These were used because the game’s engine is much faster at checking for sphere intersections; this allowed a query with a lot of control over the attack zone, permitting the devs to change the sweep angle and have as many sweeps as they want to cover an area. So, if the player is controlling the sword-wielding Cardoc, they can quickly swipe their blade out over and over to hit numerous incoming targets.
The addition of blocking also complicated the development process. In Wulverblade, players can block attacks using a shield, a feature not typically included in beat-‘em-up games. This meant that more time had to be spent on animations and that the code required altering to give out a much lower damage output whenever players successfully block an attack.
Initially, Heald was reluctant to add the blocking mechanic, in large part because of his desire to adhere to rules established by older games in the genre.
“Being a fancy pants illustrator and only being bothered with the aesthetic, I wanted my characters to hold shields purely because I thought they looked cool," says Heald. "I had no interest in adding blocking in, because that wasn’t really something you got in side-scrolling beat-‘em-ups. Blocking doesn’t really exist.”
"I had no interest in adding blocking in...It complicated things a lot in the sense that there was an entirely new input for the game with new actions. It opened up some nice opportunities though."
“It was after the initial combat design but still quite early on where people constantly brought up the fact that our characters were carrying shields but could not block," adds Johnstone. “It complicated things a lot in the sense that there was an entirely new input for the game with new actions."
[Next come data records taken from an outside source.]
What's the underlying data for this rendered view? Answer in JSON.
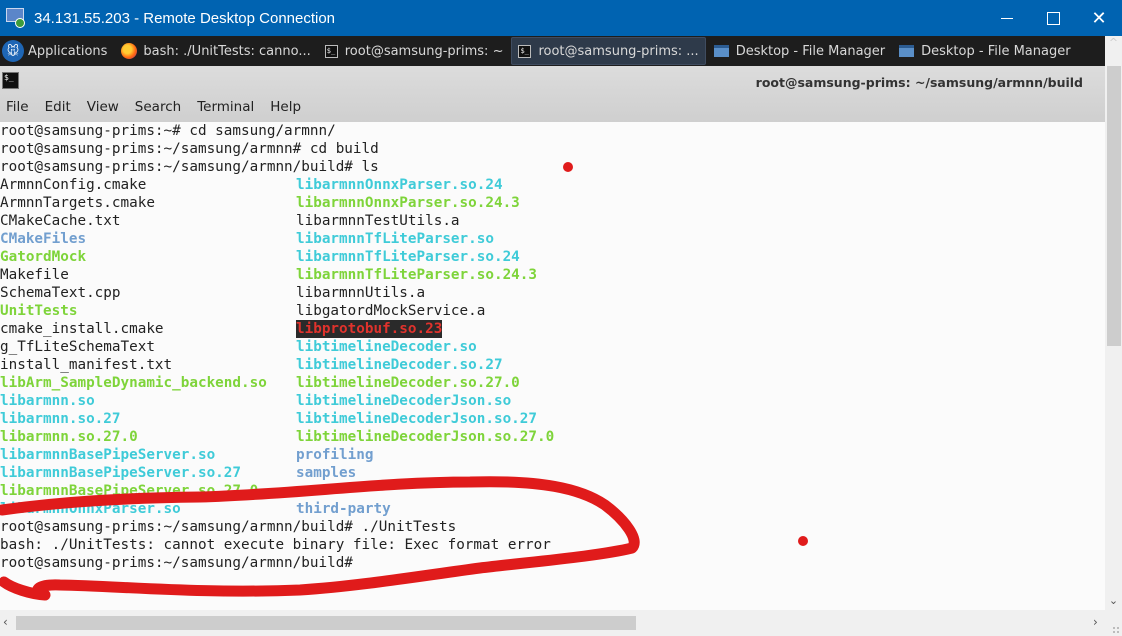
{
  "window": {
    "title": "34.131.55.203 - Remote Desktop Connection",
    "controls": [
      "minimize",
      "maximize",
      "close"
    ]
  },
  "taskbar": {
    "applications_label": "Applications",
    "tasks": [
      {
        "icon": "firefox-icon",
        "label": "bash: ./UnitTests: canno...",
        "active": false
      },
      {
        "icon": "terminal-icon",
        "label": "root@samsung-prims: ~",
        "active": false
      },
      {
        "icon": "terminal-icon",
        "label": "root@samsung-prims: ...",
        "active": true
      },
      {
        "icon": "file-manager-icon",
        "label": "Desktop - File Manager",
        "active": false
      },
      {
        "icon": "file-manager-icon",
        "label": "Desktop - File Manager",
        "active": false
      }
    ]
  },
  "terminal_window": {
    "title": "root@samsung-prims: ~/samsung/armnn/build",
    "menu": [
      "File",
      "Edit",
      "View",
      "Search",
      "Terminal",
      "Help"
    ]
  },
  "terminal": {
    "commands": [
      "root@samsung-prims:~# cd samsung/armnn/",
      "root@samsung-prims:~/samsung/armnn# cd build",
      "root@samsung-prims:~/samsung/armnn/build# ls"
    ],
    "ls_rows": [
      [
        {
          "t": "ArmnnConfig.cmake",
          "c": "plain"
        },
        {
          "t": "libarmnnOnnxParser.so.24",
          "c": "cyan"
        }
      ],
      [
        {
          "t": "ArmnnTargets.cmake",
          "c": "plain"
        },
        {
          "t": "libarmnnOnnxParser.so.24.3",
          "c": "green"
        }
      ],
      [
        {
          "t": "CMakeCache.txt",
          "c": "plain"
        },
        {
          "t": "libarmnnTestUtils.a",
          "c": "plain"
        }
      ],
      [
        {
          "t": "CMakeFiles",
          "c": "blue"
        },
        {
          "t": "libarmnnTfLiteParser.so",
          "c": "cyan"
        }
      ],
      [
        {
          "t": "GatordMock",
          "c": "green"
        },
        {
          "t": "libarmnnTfLiteParser.so.24",
          "c": "cyan"
        }
      ],
      [
        {
          "t": "Makefile",
          "c": "plain"
        },
        {
          "t": "libarmnnTfLiteParser.so.24.3",
          "c": "green"
        }
      ],
      [
        {
          "t": "SchemaText.cpp",
          "c": "plain"
        },
        {
          "t": "libarmnnUtils.a",
          "c": "plain"
        }
      ],
      [
        {
          "t": "UnitTests",
          "c": "green"
        },
        {
          "t": "libgatordMockService.a",
          "c": "plain"
        }
      ],
      [
        {
          "t": "cmake_install.cmake",
          "c": "plain"
        },
        {
          "t": "libprotobuf.so.23",
          "c": "broken"
        }
      ],
      [
        {
          "t": "g_TfLiteSchemaText",
          "c": "plain"
        },
        {
          "t": "libtimelineDecoder.so",
          "c": "cyan"
        }
      ],
      [
        {
          "t": "install_manifest.txt",
          "c": "plain"
        },
        {
          "t": "libtimelineDecoder.so.27",
          "c": "cyan"
        }
      ],
      [
        {
          "t": "libArm_SampleDynamic_backend.so",
          "c": "green"
        },
        {
          "t": "libtimelineDecoder.so.27.0",
          "c": "green"
        }
      ],
      [
        {
          "t": "libarmnn.so",
          "c": "cyan"
        },
        {
          "t": "libtimelineDecoderJson.so",
          "c": "cyan"
        }
      ],
      [
        {
          "t": "libarmnn.so.27",
          "c": "cyan"
        },
        {
          "t": "libtimelineDecoderJson.so.27",
          "c": "cyan"
        }
      ],
      [
        {
          "t": "libarmnn.so.27.0",
          "c": "green"
        },
        {
          "t": "libtimelineDecoderJson.so.27.0",
          "c": "green"
        }
      ],
      [
        {
          "t": "libarmnnBasePipeServer.so",
          "c": "cyan"
        },
        {
          "t": "profiling",
          "c": "blue"
        }
      ],
      [
        {
          "t": "libarmnnBasePipeServer.so.27",
          "c": "cyan"
        },
        {
          "t": "samples",
          "c": "blue"
        }
      ],
      [
        {
          "t": "libarmnnBasePipeServer.so.27.0",
          "c": "green"
        },
        {
          "t": "",
          "c": "plain"
        }
      ],
      [
        {
          "t": "libarmnnOnnxParser.so",
          "c": "cyan"
        },
        {
          "t": "third-party",
          "c": "blue"
        }
      ]
    ],
    "after": [
      "root@samsung-prims:~/samsung/armnn/build# ./UnitTests",
      "bash: ./UnitTests: cannot execute binary file: Exec format error",
      "root@samsung-prims:~/samsung/armnn/build#"
    ]
  },
  "colors": {
    "titlebar": "#0063b1",
    "annotation": "#e01b1b",
    "ls_cyan": "#3fcbd8",
    "ls_green": "#7ed43a",
    "ls_blue": "#729fcf",
    "ls_broken": "#e0322c"
  }
}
However, he admits that "It opened up some nice opportunities though. Without blocking we wouldn’t have been able to add the perfect block slowdown counter attack moves which I find endlessly satisfying to execute.”
In the end, Wulverblade debuted in January as a love letter to classic beat-'em-ups with a few of its own unique twists. Devs may appreciate knowing that, when asked to reflect on what he might do differently if he could do it all over again, Heald wishes he'd made it easier to swap in new content.
“I would probably make it easier […] to change the character’s main weapon. Right now, it would be a case of a lot of redrawing to make that happen," he says. "Also, making characters more easily reskinnable would be another change. So, we can widen the character set with a lot more ease. [At the moment], it would be an absolute beast of a task.”